Boating While Intoxicated (BWI)

Many good people across Texas find themselves accused of Boating While Intoxicated. This is a charge that can happen to anyone, with no criminal intent required. Because of an influx in federal grant money through nationally coordinated enforcement programs like Operation Dry Water, law enforcement is casting a broad net that can lead to wrongful accusations, illegal detentions, and overzealous arrests. If you’ve been accused of Boating While Intoxicated, prepare your defense with an attorney who will safeguard your rights and liberty. 

East Texas is blessed with over 50 lakes offering a variety of recreational activities for residents and visitors alike. 36 of those lakes are over 1,000 acres in size. Many people like to hitch up their boat, and enjoy a weekend out on the water. The slips and boat ramps buzz with activity over special occasions and holiday weekends. Wherever and whenever there are people out on the water, law enforcement will also be present to enforce water safety rules and respond to emergency situations. 

Is it legal to drink alcohol while enjoying a day out on the boat? 

It is common, and perfectly legal, to enjoy your favorite beverage out on the water during a hot summer day. Unlike while you’re driving in a car, it is also legal to consume alcoholic beverages while operating a boat, or other watercraft, so long as you do not drink to the point that you become intoxicated. 

What is the definition of intoxication in a BWI case?

In Texas, intoxication is defined as not having the normal use of mental or physical faculties by reason of the introduction of alcohol, a controlled substance, a drug, a dangerous drug, a combination of two or more of those substances, or any other substance into the body, of having an alcohol concentration of 0.08 or more. This is the same definition applicable to Driving While Intoxicated cases. 

Can the police stop and board my boat for no reason?

In Driving While Intoxicated cases, much scrutiny will be focused on the officer’s initial traffic stop. Law enforcement officers on the street can’t just stop every single vehicle because they feel like it. Citizens are not afforded the same protection out on the water. Law enforcement officers are legally permitted to stop any boat or watercraft for the stated purpose of conducting a water safety check to ensure boaters meet necessary safety requirements.

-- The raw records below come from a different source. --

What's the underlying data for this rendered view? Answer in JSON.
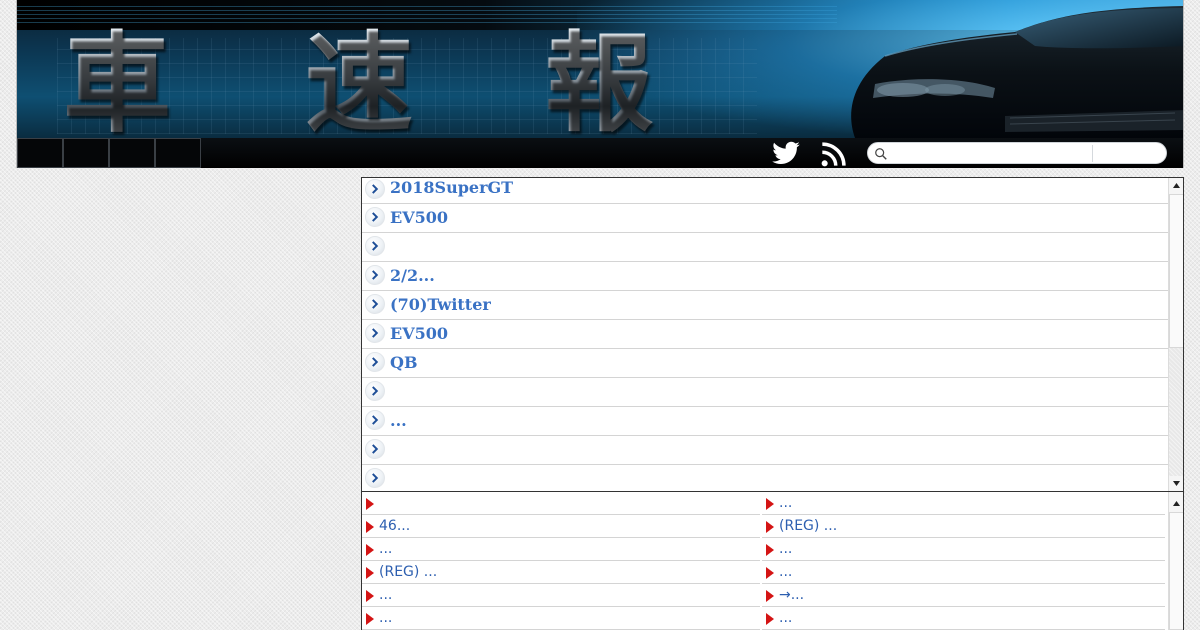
{
  "header": {
    "logo_chars": [
      "車",
      "速",
      "報"
    ],
    "nav_items": [
      "",
      "",
      "",
      ""
    ],
    "search": {
      "placeholder": "",
      "value": ""
    }
  },
  "icons": {
    "twitter": "twitter-bird-icon",
    "rss": "rss-feed-icon",
    "search": "magnifier-icon",
    "list_bullet": "chevron-right-icon",
    "grid_bullet": "red-triangle-icon"
  },
  "colors": {
    "link_blue": "#3a72c4",
    "bullet_red": "#d41414",
    "banner_blue": "#2a9ad6"
  },
  "headline_list": [
    {
      "label": "2018SuperGT"
    },
    {
      "label": "EV500"
    },
    {
      "label": ""
    },
    {
      "label": "2/2..."
    },
    {
      "label": "(70)Twitter"
    },
    {
      "label": "EV500"
    },
    {
      "label": "QB"
    },
    {
      "label": ""
    },
    {
      "label": "..."
    },
    {
      "label": ""
    },
    {
      "label": ""
    }
  ],
  "link_grid": [
    {
      "left": "",
      "right": "..."
    },
    {
      "left": "46...",
      "right": "(REG) ..."
    },
    {
      "left": "...",
      "right": "..."
    },
    {
      "left": "(REG) ...",
      "right": "..."
    },
    {
      "left": "...",
      "right": "→..."
    },
    {
      "left": "...",
      "right": "..."
    }
  ]
}
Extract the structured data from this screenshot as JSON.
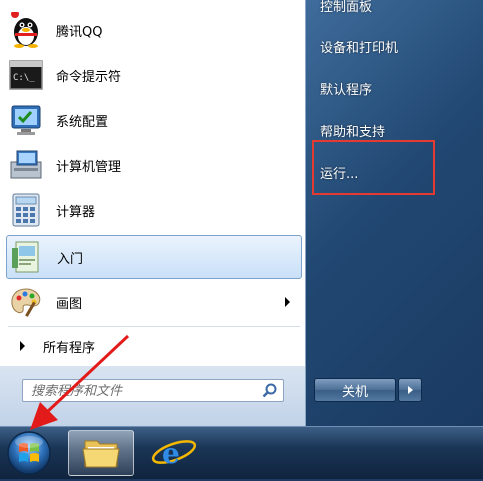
{
  "programs": [
    {
      "label": "腾讯QQ",
      "icon": "qq-penguin-icon"
    },
    {
      "label": "命令提示符",
      "icon": "cmd-prompt-icon"
    },
    {
      "label": "系统配置",
      "icon": "system-config-icon"
    },
    {
      "label": "计算机管理",
      "icon": "computer-management-icon"
    },
    {
      "label": "计算器",
      "icon": "calculator-icon"
    },
    {
      "label": "入门",
      "icon": "getting-started-icon"
    },
    {
      "label": "画图",
      "icon": "paint-palette-icon"
    }
  ],
  "all_programs_label": "所有程序",
  "search": {
    "placeholder": "搜索程序和文件"
  },
  "right_items": [
    {
      "label": "控制面板"
    },
    {
      "label": "设备和打印机"
    },
    {
      "label": "默认程序"
    },
    {
      "label": "帮助和支持"
    },
    {
      "label": "运行..."
    }
  ],
  "shutdown_label": "关机",
  "colors": {
    "highlight_border": "#e53a32",
    "annotation_arrow": "#e21a1a",
    "right_panel": "#214872",
    "selected_item": "#c9e0f7"
  }
}
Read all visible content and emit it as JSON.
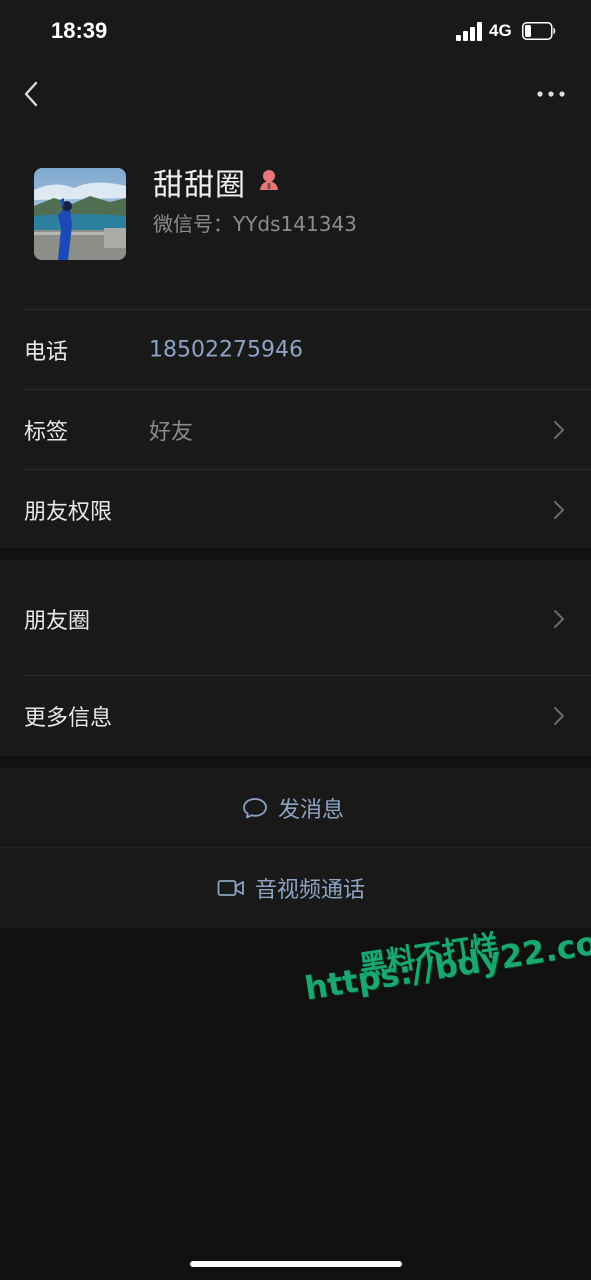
{
  "status_bar": {
    "time": "18:39",
    "network": "4G",
    "signal_icon": "cellular-signal-icon",
    "battery_icon": "battery-icon",
    "battery_level": 0.25
  },
  "nav": {
    "back_icon": "chevron-left-icon",
    "more_icon": "ellipsis-icon"
  },
  "profile": {
    "name": "甜甜圈",
    "gender_icon": "female-icon",
    "wechat_id": "微信号：YYds141343",
    "avatar": "profile-photo"
  },
  "rows": {
    "phone": {
      "label": "电话",
      "value": "18502275946"
    },
    "tag": {
      "label": "标签",
      "value": "好友"
    },
    "permissions": {
      "label": "朋友权限"
    },
    "moments": {
      "label": "朋友圈"
    },
    "more_info": {
      "label": "更多信息"
    }
  },
  "actions": {
    "message": {
      "label": "发消息",
      "icon": "chat-bubble-icon"
    },
    "call": {
      "label": "音视频通话",
      "icon": "video-camera-icon"
    }
  },
  "watermark": {
    "line1": "黑料不打烊",
    "line2": "https://bdy22.co"
  },
  "colors": {
    "background": "#111111",
    "surface": "#191919",
    "accent_link": "#8da3c4",
    "watermark": "#1aa870",
    "gender_icon": "#e87878"
  }
}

If an officer sees discarded beer cans or smells the odor of alcohol, his inquiry could quickly change from a water safety check to a Boating While Intoxicated investigation.

What defenses are available against a BWI allegation?

The best defenses are always those tailored to the individual case. Even though initially boarding the boat or watercraft is lawful, it’s still possible that an officer’s detention violated a citizen’s constitutional rights. 

Assessing someone’s level of intoxication is, as in a Driving While Intoxicated case, an opinion-based investigation. There are certain factors out on the water that can make this assessment even more difficult. An officer may see alcoholic beverages or smell alcohol, but that does not mean the operator of the boat was the one consuming them. Facial redness and bloodshot eyes can be related to the sun and wind, while wobbly sea legs can be mistook for a person who is intoxicated. As in a DWI case, the government must also prove that proper procedures and protocols were collected when securing a specimen of your breath or blood. 

In many BWI cases, time becomes a factor. An officer may spend hours transporting you back to shore, conducting sobriety tests while back on shore, and transporting you to yet another location for a breath or blood test. By the time your specimen is taken, the blood alcohol concentration is not anywhere close to what it was when you were actually on the boat. 

The government’s Standardized Field Sobriety Tests (SFST’s) are very prone to criticism in the courtroom, but to make matters worse for BWI cases, these tests were not even designed for use out on the water. The government turns to seated float sobriety exercises while inside a boat, but these tests are even more flawed than their roadside counterparts. The government’s own study used to justify use of these boating tests concedes that stressors inherent in boating are heat, spray, boat motion, vibration, and glare. Such stressors may cause boaters, whether intoxicated or sober, to perform poorly on field sobriety tests. A thorough BWI defense means meticulously reviewing how the sobriety tests were screened, administered, and graded.